Problem -
Search the data for the word "JSON" and copy every line that contains it.

Extracted information -
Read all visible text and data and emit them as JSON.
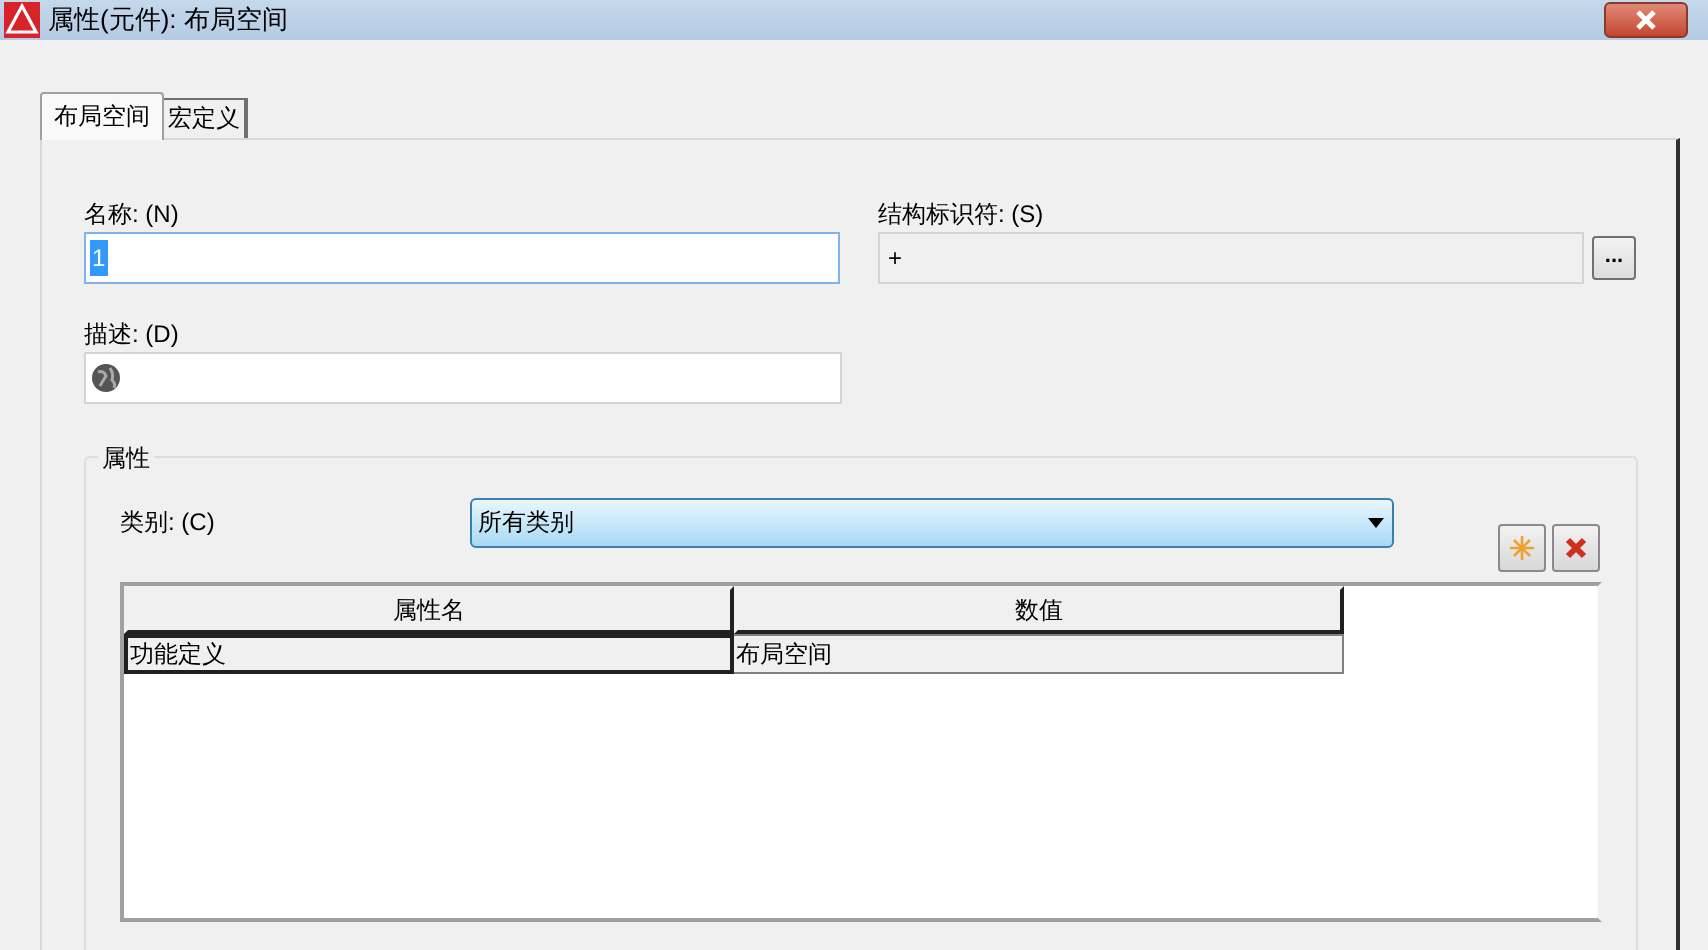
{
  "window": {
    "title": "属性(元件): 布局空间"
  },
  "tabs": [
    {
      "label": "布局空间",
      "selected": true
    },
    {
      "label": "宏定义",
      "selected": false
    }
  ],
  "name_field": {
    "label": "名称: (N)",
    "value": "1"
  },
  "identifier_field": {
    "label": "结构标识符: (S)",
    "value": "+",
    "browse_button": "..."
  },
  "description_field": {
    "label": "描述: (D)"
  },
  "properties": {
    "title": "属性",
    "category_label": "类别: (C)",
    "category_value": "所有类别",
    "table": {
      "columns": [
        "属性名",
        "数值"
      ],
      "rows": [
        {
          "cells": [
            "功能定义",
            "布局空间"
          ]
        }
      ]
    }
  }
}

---

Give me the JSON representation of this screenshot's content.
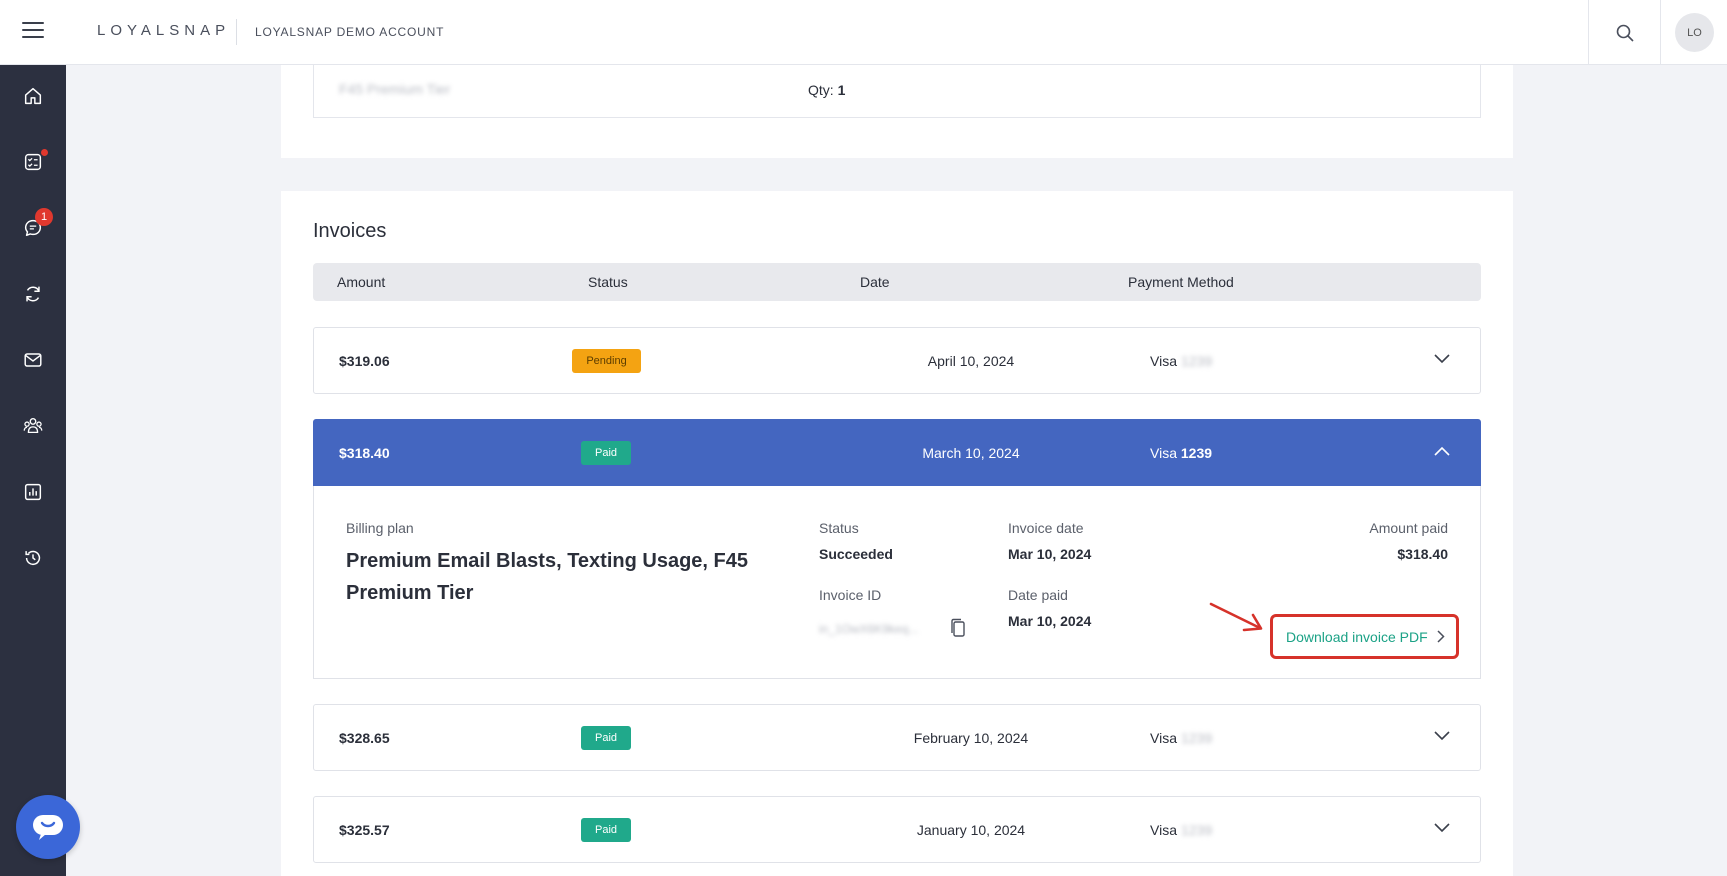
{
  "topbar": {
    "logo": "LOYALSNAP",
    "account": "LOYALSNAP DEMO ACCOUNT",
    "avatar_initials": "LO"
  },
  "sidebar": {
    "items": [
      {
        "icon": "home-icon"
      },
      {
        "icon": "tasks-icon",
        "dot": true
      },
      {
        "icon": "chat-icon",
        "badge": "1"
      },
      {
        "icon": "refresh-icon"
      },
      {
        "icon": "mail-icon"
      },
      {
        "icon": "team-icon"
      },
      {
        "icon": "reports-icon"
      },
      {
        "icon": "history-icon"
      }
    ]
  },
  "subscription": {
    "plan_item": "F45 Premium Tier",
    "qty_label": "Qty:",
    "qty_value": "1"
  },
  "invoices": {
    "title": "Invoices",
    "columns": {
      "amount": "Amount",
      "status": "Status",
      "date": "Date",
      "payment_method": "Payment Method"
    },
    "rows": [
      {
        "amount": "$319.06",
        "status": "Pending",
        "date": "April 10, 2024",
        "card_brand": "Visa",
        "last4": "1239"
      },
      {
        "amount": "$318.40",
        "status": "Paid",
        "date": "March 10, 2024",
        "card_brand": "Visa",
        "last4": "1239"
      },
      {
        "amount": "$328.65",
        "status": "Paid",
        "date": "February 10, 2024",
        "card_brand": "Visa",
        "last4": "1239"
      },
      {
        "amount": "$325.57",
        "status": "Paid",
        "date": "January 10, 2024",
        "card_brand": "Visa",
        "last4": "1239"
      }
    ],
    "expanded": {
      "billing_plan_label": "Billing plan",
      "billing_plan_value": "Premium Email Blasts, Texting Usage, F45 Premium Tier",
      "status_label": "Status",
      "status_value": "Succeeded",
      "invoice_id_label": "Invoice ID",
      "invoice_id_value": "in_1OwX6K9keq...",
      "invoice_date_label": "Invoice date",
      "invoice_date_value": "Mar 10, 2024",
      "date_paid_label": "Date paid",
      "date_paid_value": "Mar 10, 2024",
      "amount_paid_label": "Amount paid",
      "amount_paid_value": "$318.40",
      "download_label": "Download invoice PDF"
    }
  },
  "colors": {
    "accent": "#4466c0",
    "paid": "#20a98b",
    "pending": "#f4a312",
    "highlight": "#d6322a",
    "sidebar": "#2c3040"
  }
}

Solution for this exercise -
Read all visible text and data and emit them as JSON.
Give me the JSON representation of this screenshot's content.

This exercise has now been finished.